-- Exercise --
Copy every line of the records that includes the word "softball".

-*-*-

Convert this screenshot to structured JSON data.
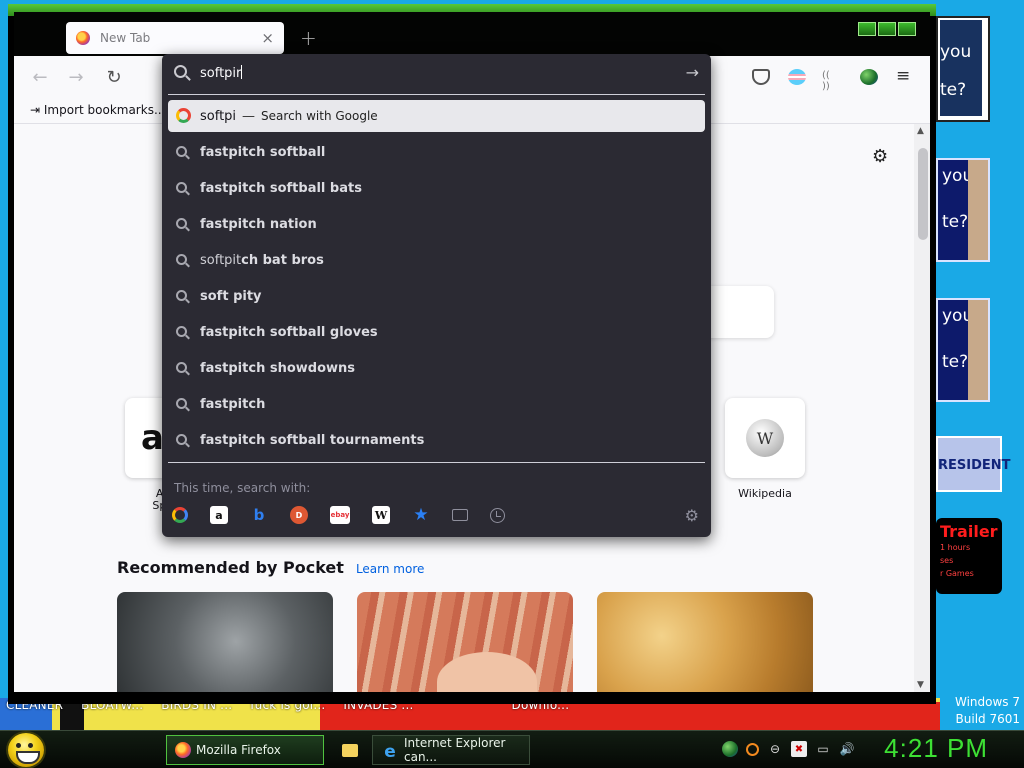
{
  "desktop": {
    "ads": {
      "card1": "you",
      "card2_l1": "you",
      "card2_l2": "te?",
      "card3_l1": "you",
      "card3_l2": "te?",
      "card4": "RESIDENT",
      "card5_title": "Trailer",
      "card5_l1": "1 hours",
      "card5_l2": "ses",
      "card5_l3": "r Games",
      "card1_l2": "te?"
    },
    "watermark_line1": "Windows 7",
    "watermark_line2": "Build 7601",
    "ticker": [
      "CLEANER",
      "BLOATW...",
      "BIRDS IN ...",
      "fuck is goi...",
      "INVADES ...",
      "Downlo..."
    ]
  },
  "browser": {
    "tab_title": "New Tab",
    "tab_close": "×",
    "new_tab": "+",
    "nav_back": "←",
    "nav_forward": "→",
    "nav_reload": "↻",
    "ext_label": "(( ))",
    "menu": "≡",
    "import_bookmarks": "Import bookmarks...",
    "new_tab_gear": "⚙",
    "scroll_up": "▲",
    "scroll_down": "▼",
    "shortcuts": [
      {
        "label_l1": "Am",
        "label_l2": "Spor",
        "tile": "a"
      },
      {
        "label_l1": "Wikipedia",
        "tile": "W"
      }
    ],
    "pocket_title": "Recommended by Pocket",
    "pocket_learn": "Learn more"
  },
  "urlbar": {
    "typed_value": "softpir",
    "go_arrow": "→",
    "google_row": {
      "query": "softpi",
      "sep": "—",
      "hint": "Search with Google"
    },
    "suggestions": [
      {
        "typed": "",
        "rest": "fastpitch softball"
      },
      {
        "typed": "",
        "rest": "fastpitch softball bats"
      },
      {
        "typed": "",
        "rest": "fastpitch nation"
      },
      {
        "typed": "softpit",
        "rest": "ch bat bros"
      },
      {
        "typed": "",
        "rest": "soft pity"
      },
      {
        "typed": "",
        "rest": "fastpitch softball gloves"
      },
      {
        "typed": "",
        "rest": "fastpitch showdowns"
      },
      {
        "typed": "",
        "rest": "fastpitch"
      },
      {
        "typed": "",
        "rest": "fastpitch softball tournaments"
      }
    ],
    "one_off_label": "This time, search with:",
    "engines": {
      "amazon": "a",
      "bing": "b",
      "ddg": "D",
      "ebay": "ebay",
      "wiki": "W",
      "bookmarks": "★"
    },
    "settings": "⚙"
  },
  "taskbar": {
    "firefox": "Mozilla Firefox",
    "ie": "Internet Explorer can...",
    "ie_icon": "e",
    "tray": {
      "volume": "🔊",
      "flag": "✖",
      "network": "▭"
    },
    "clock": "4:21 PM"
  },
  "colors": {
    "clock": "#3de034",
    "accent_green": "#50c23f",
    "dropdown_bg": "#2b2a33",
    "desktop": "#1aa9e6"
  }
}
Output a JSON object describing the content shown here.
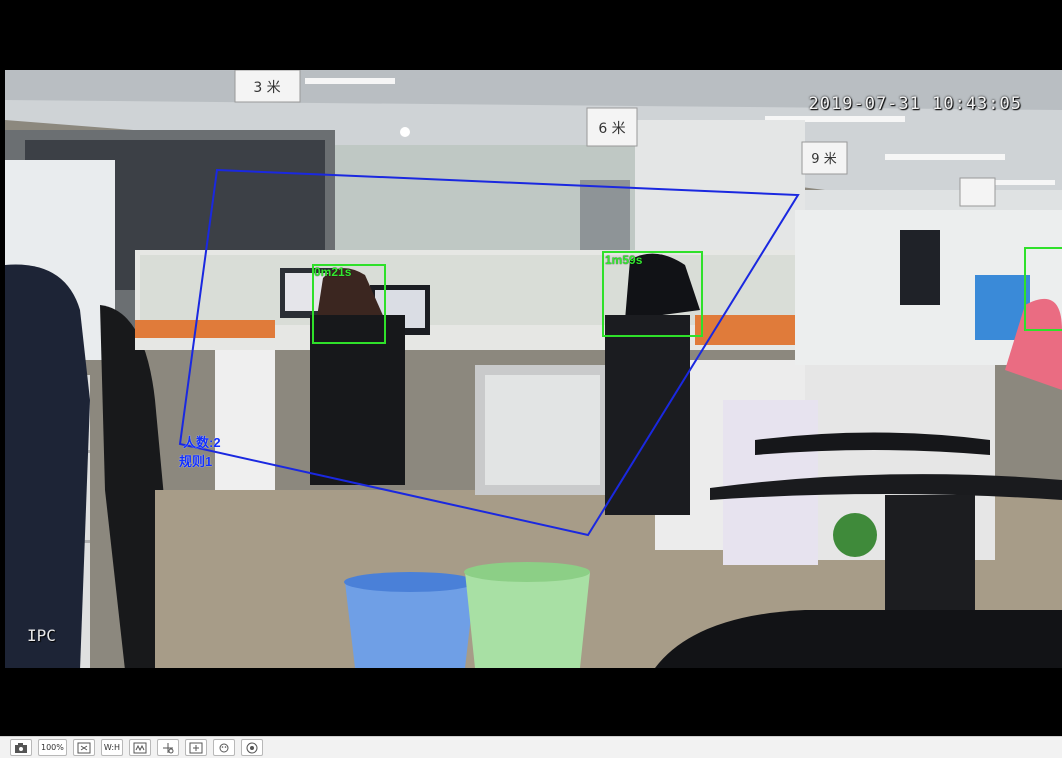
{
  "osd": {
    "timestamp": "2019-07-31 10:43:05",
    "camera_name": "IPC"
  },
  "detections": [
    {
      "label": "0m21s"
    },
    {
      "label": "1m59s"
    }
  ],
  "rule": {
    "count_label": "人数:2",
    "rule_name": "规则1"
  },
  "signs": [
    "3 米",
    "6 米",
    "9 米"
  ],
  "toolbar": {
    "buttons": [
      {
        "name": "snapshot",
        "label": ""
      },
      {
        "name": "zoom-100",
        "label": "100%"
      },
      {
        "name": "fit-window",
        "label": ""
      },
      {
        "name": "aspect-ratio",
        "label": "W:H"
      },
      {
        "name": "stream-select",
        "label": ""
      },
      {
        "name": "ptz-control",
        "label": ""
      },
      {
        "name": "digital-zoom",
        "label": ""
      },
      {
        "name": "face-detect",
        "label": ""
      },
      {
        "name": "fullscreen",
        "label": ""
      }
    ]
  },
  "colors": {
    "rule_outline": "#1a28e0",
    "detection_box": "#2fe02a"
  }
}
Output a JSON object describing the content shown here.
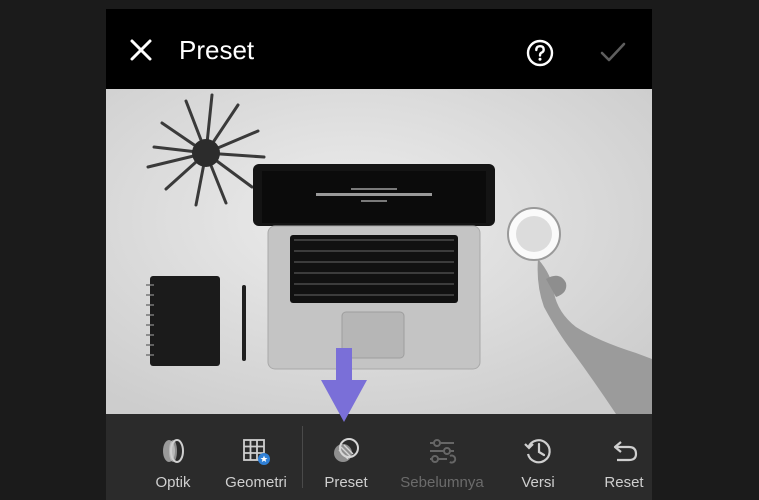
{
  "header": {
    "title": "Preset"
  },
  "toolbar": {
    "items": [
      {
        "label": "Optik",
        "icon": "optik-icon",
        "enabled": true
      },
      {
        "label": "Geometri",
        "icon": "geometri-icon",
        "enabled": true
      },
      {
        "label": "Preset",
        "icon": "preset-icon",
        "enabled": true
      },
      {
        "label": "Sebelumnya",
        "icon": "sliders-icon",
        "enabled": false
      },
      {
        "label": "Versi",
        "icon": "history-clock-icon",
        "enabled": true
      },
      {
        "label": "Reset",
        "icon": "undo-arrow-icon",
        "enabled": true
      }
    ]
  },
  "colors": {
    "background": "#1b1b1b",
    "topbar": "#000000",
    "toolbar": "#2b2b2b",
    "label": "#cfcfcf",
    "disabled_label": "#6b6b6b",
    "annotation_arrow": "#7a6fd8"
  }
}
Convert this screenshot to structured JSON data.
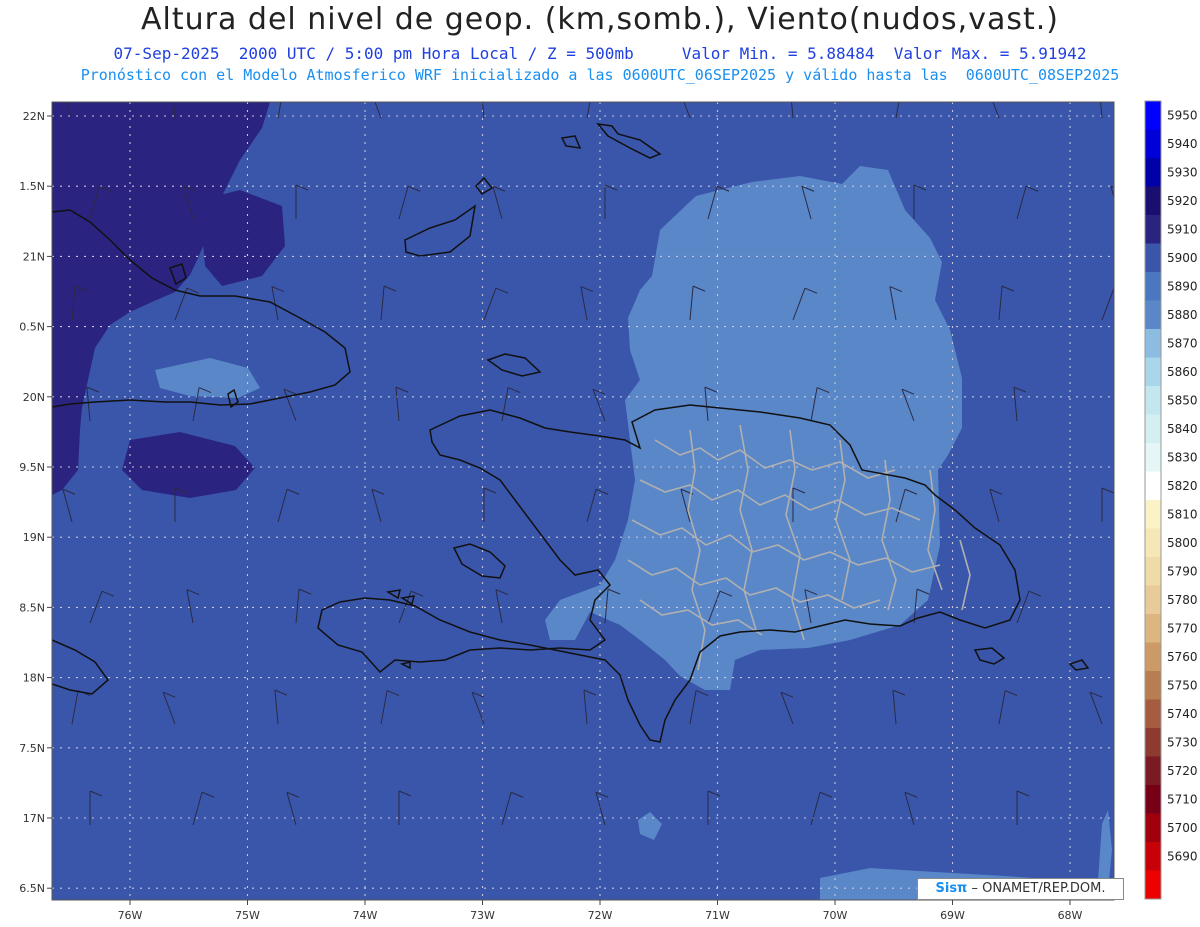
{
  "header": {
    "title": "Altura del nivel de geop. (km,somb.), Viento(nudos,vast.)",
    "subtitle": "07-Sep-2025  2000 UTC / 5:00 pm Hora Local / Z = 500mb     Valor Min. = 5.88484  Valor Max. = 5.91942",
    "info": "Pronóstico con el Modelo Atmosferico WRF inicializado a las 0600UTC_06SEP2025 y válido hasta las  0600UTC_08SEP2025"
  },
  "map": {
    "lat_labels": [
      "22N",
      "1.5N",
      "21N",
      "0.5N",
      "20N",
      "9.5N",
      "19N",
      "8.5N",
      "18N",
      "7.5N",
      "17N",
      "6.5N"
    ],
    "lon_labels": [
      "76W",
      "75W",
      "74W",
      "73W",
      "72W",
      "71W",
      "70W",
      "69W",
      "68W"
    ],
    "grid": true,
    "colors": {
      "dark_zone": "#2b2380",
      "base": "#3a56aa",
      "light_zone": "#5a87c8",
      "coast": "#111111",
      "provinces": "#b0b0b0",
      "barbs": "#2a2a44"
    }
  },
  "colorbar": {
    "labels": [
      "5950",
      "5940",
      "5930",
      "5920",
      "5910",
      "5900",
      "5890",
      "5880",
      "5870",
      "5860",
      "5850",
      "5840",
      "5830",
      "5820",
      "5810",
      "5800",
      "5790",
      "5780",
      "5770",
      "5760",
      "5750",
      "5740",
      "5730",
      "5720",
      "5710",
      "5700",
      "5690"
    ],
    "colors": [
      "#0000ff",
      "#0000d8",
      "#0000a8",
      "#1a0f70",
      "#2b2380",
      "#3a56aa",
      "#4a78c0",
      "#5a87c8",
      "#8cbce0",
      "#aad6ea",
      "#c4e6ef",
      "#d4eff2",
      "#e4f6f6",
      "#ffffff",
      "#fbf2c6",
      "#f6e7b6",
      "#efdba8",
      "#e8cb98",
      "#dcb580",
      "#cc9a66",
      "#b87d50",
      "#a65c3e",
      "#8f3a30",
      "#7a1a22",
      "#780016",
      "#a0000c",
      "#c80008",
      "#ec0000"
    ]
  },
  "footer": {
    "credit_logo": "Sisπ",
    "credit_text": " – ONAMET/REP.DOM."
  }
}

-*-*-

-- Exercise result --
        "rest": "fastpitch softball"
        "rest": "fastpitch softball bats"
        "rest": "fastpitch softball gloves"
        "rest": "fastpitch softball tournaments"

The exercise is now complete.